▶ _ASSIGNMENT_: Within the entries below, find each line containing the word "price" and copy it.

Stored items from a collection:
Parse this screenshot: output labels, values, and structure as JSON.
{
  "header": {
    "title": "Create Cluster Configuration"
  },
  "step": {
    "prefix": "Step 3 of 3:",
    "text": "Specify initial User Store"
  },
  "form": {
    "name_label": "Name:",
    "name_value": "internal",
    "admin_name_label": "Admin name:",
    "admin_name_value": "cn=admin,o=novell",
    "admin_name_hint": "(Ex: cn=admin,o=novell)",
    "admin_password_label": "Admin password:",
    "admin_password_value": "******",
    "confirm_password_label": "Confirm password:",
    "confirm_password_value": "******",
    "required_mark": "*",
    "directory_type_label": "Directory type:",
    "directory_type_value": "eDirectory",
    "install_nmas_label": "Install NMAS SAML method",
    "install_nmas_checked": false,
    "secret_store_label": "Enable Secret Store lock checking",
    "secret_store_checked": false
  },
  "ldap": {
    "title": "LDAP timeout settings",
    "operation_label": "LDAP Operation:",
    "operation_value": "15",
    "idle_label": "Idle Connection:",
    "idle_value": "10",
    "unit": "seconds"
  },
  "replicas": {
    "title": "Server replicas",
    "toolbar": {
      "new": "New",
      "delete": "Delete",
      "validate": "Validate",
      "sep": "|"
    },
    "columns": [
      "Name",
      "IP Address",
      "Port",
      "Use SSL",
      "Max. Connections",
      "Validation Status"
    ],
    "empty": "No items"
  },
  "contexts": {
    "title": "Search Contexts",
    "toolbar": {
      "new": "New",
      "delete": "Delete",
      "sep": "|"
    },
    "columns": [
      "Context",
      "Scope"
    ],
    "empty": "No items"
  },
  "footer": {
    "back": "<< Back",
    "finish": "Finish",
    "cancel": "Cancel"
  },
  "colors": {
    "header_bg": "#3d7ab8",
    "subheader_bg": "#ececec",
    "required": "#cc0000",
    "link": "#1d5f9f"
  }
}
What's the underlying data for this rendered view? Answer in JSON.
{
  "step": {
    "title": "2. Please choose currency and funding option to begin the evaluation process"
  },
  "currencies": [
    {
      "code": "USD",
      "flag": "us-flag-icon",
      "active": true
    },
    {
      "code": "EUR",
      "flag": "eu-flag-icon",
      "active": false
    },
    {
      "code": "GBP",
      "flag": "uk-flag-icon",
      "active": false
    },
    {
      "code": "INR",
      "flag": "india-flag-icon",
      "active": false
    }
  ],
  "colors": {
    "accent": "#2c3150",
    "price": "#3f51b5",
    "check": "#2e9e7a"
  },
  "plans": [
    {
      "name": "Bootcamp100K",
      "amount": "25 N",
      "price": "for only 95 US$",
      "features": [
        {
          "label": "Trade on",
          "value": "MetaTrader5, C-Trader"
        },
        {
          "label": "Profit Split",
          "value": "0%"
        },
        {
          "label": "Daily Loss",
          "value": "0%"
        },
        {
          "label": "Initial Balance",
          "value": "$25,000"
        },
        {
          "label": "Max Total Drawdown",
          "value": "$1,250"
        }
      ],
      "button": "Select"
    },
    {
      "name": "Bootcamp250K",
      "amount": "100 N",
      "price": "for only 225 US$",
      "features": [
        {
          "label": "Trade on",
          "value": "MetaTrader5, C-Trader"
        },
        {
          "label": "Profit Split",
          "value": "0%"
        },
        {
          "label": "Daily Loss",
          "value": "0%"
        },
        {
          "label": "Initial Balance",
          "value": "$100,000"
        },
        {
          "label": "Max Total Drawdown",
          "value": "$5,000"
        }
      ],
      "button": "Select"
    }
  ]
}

▶ _RESULT FOR THIS EXERCISE_:
    "price": "#3f51b5",
      "price": "for only 95 US$",
      "price": "for only 225 US$",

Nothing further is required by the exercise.